What the task requires
Your answer must be an exact repetition of every record.

*** Begin section ***

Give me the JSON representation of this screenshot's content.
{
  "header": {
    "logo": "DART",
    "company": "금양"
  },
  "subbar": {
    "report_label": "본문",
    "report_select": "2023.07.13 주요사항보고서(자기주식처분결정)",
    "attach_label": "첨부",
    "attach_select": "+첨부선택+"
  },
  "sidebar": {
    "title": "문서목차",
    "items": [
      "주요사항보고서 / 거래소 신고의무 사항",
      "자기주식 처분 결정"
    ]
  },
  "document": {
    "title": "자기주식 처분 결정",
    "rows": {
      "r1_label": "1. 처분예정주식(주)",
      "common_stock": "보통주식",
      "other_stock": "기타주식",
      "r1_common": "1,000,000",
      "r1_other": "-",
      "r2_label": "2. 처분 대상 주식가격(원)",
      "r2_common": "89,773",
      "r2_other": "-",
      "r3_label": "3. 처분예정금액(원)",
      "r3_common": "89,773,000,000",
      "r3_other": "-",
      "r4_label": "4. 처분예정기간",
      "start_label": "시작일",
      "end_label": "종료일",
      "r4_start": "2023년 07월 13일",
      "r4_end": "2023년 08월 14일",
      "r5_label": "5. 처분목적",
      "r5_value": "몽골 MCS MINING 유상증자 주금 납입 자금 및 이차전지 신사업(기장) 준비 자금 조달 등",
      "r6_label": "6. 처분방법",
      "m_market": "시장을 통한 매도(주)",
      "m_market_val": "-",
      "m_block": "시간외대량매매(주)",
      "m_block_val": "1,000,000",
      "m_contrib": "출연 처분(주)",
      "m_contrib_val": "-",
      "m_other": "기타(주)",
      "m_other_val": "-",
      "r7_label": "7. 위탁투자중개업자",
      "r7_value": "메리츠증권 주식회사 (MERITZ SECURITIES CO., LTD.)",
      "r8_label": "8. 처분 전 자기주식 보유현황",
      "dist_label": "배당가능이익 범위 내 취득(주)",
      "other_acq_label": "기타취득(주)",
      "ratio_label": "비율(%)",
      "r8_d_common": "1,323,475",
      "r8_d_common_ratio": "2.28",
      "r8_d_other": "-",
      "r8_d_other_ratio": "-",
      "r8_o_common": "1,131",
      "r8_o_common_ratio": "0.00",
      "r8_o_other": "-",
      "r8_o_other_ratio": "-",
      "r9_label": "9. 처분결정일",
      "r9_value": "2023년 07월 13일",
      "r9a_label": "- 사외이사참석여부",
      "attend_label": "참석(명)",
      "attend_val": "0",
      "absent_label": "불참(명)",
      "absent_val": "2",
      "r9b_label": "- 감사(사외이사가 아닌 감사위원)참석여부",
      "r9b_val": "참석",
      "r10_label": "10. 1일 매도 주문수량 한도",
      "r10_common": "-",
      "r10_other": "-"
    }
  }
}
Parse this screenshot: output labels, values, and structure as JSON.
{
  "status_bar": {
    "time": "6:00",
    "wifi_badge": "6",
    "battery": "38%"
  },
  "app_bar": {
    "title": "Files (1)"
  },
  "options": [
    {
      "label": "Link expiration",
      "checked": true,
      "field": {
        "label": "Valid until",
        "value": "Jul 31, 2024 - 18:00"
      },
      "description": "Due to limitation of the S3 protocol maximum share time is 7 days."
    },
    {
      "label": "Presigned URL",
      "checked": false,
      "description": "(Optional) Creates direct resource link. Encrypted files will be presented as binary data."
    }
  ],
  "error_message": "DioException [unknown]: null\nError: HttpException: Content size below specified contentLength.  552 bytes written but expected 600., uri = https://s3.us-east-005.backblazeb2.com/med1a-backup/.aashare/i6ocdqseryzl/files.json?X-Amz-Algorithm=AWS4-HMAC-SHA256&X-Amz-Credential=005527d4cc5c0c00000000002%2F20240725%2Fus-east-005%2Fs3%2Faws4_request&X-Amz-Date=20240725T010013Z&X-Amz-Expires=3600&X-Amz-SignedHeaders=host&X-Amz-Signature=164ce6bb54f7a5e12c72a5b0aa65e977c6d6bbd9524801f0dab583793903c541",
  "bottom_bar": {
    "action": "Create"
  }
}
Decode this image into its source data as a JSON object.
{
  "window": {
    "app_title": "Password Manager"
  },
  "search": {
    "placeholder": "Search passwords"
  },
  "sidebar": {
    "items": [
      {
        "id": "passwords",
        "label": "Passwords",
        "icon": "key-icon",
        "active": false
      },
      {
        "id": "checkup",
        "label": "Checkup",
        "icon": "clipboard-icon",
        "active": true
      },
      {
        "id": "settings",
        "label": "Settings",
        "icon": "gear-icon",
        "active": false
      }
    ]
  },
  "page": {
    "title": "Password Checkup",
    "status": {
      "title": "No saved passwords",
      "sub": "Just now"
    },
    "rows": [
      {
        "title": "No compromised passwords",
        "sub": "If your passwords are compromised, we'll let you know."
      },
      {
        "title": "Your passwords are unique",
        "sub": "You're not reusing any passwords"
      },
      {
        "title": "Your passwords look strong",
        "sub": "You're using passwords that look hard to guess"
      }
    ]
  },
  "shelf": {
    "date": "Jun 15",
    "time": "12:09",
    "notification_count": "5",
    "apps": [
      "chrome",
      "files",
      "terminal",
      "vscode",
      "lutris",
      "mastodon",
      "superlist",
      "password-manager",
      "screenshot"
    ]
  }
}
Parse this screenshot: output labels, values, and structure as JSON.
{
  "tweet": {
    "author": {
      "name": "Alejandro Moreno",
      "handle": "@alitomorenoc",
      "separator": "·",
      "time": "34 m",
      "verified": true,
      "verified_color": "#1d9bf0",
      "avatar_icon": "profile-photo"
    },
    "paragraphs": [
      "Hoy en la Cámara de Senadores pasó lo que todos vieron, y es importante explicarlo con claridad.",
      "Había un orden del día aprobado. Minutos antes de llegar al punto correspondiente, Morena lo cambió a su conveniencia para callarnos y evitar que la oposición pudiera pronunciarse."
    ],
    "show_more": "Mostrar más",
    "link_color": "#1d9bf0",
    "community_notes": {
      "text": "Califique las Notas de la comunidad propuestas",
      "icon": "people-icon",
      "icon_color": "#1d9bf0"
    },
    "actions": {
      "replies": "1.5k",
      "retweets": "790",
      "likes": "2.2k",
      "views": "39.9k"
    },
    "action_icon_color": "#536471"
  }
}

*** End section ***

Your solution
Give me the JSON representation of this screenshot's content.
{
  "header": {
    "logo": "DART",
    "company": "금양"
  },
  "subbar": {
    "report_label": "본문",
    "report_select": "2023.07.13 주요사항보고서(자기주식처분결정)",
    "attach_label": "첨부",
    "attach_select": "+첨부선택+"
  },
  "sidebar": {
    "title": "문서목차",
    "items": [
      "주요사항보고서 / 거래소 신고의무 사항",
      "자기주식 처분 결정"
    ]
  },
  "document": {
    "title": "자기주식 처분 결정",
    "rows": {
      "r1_label": "1. 처분예정주식(주)",
      "common_stock": "보통주식",
      "other_stock": "기타주식",
      "r1_common": "1,000,000",
      "r1_other": "-",
      "r2_label": "2. 처분 대상 주식가격(원)",
      "r2_common": "89,773",
      "r2_other": "-",
      "r3_label": "3. 처분예정금액(원)",
      "r3_common": "89,773,000,000",
      "r3_other": "-",
      "r4_label": "4. 처분예정기간",
      "start_label": "시작일",
      "end_label": "종료일",
      "r4_start": "2023년 07월 13일",
      "r4_end": "2023년 08월 14일",
      "r5_label": "5. 처분목적",
      "r5_value": "몽골 MCS MINING 유상증자 주금 납입 자금 및 이차전지 신사업(기장) 준비 자금 조달 등",
      "r6_label": "6. 처분방법",
      "m_market": "시장을 통한 매도(주)",
      "m_market_val": "-",
      "m_block": "시간외대량매매(주)",
      "m_block_val": "1,000,000",
      "m_contrib": "출연 처분(주)",
      "m_contrib_val": "-",
      "m_other": "기타(주)",
      "m_other_val": "-",
      "r7_label": "7. 위탁투자중개업자",
      "r7_value": "메리츠증권 주식회사 (MERITZ SECURITIES CO., LTD.)",
      "r8_label": "8. 처분 전 자기주식 보유현황",
      "dist_label": "배당가능이익 범위 내 취득(주)",
      "other_acq_label": "기타취득(주)",
      "ratio_label": "비율(%)",
      "r8_d_common": "1,323,475",
      "r8_d_common_ratio": "2.28",
      "r8_d_other": "-",
      "r8_d_other_ratio": "-",
      "r8_o_common": "1,131",
      "r8_o_common_ratio": "0.00",
      "r8_o_other": "-",
      "r8_o_other_ratio": "-",
      "r9_label": "9. 처분결정일",
      "r9_value": "2023년 07월 13일",
      "r9a_label": "- 사외이사참석여부",
      "attend_label": "참석(명)",
      "attend_val": "0",
      "absent_label": "불참(명)",
      "absent_val": "2",
      "r9b_label": "- 감사(사외이사가 아닌 감사위원)참석여부",
      "r9b_val": "참석",
      "r10_label": "10. 1일 매도 주문수량 한도",
      "r10_common": "-",
      "r10_other": "-"
    }
  }
}
Parse this screenshot: output labels, values, and structure as JSON.
{
  "status_bar": {
    "time": "6:00",
    "wifi_badge": "6",
    "battery": "38%"
  },
  "app_bar": {
    "title": "Files (1)"
  },
  "options": [
    {
      "label": "Link expiration",
      "checked": true,
      "field": {
        "label": "Valid until",
        "value": "Jul 31, 2024 - 18:00"
      },
      "description": "Due to limitation of the S3 protocol maximum share time is 7 days."
    },
    {
      "label": "Presigned URL",
      "checked": false,
      "description": "(Optional) Creates direct resource link. Encrypted files will be presented as binary data."
    }
  ],
  "error_message": "DioException [unknown]: null\nError: HttpException: Content size below specified contentLength.  552 bytes written but expected 600., uri = https://s3.us-east-005.backblazeb2.com/med1a-backup/.aashare/i6ocdqseryzl/files.json?X-Amz-Algorithm=AWS4-HMAC-SHA256&X-Amz-Credential=005527d4cc5c0c00000000002%2F20240725%2Fus-east-005%2Fs3%2Faws4_request&X-Amz-Date=20240725T010013Z&X-Amz-Expires=3600&X-Amz-SignedHeaders=host&X-Amz-Signature=164ce6bb54f7a5e12c72a5b0aa65e977c6d6bbd9524801f0dab583793903c541",
  "bottom_bar": {
    "action": "Create"
  }
}
Decode this image into its source data as a JSON object.
{
  "window": {
    "app_title": "Password Manager"
  },
  "search": {
    "placeholder": "Search passwords"
  },
  "sidebar": {
    "items": [
      {
        "id": "passwords",
        "label": "Passwords",
        "icon": "key-icon",
        "active": false
      },
      {
        "id": "checkup",
        "label": "Checkup",
        "icon": "clipboard-icon",
        "active": true
      },
      {
        "id": "settings",
        "label": "Settings",
        "icon": "gear-icon",
        "active": false
      }
    ]
  },
  "page": {
    "title": "Password Checkup",
    "status": {
      "title": "No saved passwords",
      "sub": "Just now"
    },
    "rows": [
      {
        "title": "No compromised passwords",
        "sub": "If your passwords are compromised, we'll let you know."
      },
      {
        "title": "Your passwords are unique",
        "sub": "You're not reusing any passwords"
      },
      {
        "title": "Your passwords look strong",
        "sub": "You're using passwords that look hard to guess"
      }
    ]
  },
  "shelf": {
    "date": "Jun 15",
    "time": "12:09",
    "notification_count": "5",
    "apps": [
      "chrome",
      "files",
      "terminal",
      "vscode",
      "lutris",
      "mastodon",
      "superlist",
      "password-manager",
      "screenshot"
    ]
  }
}
Parse this screenshot: output labels, values, and structure as JSON.
{
  "tweet": {
    "author": {
      "name": "Alejandro Moreno",
      "handle": "@alitomorenoc",
      "separator": "·",
      "time": "34 m",
      "verified": true,
      "verified_color": "#1d9bf0",
      "avatar_icon": "profile-photo"
    },
    "paragraphs": [
      "Hoy en la Cámara de Senadores pasó lo que todos vieron, y es importante explicarlo con claridad.",
      "Había un orden del día aprobado. Minutos antes de llegar al punto correspondiente, Morena lo cambió a su conveniencia para callarnos y evitar que la oposición pudiera pronunciarse."
    ],
    "show_more": "Mostrar más",
    "link_color": "#1d9bf0",
    "community_notes": {
      "text": "Califique las Notas de la comunidad propuestas",
      "icon": "people-icon",
      "icon_color": "#1d9bf0"
    },
    "actions": {
      "replies": "1.5k",
      "retweets": "790",
      "likes": "2.2k",
      "views": "39.9k"
    },
    "action_icon_color": "#536471"
  }
}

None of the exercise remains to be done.